Copy all lines below that use the word "value".

** Opening DATASET block **

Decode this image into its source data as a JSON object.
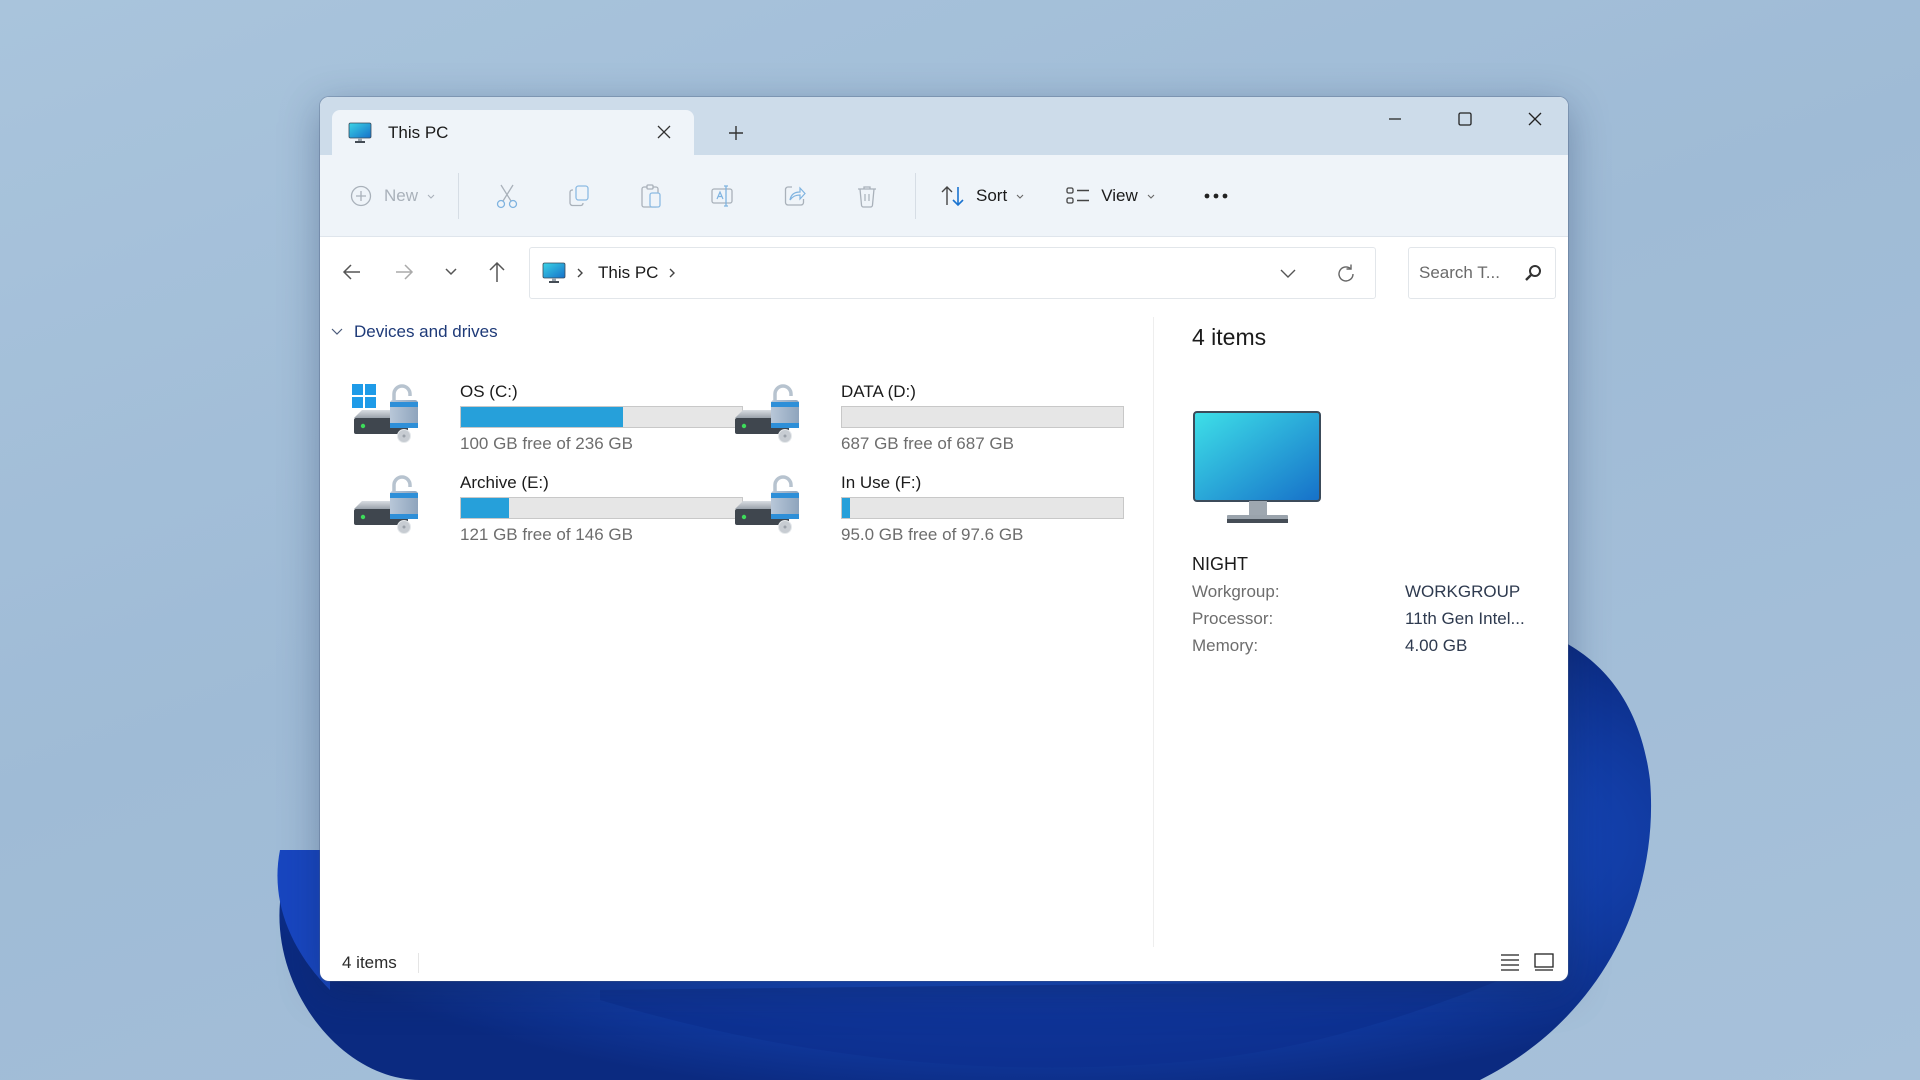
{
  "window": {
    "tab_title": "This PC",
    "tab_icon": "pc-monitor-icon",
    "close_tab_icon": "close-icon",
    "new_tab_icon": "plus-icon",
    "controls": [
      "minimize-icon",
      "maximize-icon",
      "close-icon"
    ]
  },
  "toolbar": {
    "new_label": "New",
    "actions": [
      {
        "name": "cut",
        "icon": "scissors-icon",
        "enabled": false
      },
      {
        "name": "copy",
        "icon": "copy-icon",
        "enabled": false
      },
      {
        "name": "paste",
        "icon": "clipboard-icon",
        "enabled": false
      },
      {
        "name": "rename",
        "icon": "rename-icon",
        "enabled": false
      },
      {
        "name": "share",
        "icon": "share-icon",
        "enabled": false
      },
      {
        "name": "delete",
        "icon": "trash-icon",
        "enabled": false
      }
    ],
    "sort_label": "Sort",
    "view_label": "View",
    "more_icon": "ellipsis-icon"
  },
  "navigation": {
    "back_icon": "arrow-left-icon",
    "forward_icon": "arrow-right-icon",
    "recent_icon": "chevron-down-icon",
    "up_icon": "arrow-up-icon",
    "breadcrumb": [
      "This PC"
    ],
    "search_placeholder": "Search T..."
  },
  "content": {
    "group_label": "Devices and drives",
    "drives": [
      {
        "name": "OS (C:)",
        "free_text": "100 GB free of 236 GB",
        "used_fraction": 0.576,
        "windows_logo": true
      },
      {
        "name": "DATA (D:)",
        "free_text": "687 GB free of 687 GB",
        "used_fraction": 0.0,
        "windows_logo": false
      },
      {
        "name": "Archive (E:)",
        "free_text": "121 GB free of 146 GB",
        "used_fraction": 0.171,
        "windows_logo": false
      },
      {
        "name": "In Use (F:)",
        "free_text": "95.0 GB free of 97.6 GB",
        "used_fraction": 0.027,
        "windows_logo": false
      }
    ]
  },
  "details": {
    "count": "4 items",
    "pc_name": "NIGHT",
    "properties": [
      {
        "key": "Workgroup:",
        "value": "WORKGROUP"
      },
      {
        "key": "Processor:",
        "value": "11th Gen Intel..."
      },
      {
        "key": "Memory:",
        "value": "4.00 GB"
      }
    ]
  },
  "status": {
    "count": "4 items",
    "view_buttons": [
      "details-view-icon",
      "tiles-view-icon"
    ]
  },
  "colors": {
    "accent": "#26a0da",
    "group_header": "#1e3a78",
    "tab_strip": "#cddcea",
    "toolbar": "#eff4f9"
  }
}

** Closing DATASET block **

> _ANSWER TO THIS PROBLEM_
        "value": "WORKGROUP"
        "value": "11th Gen Intel..."
        "value": "4.00 GB"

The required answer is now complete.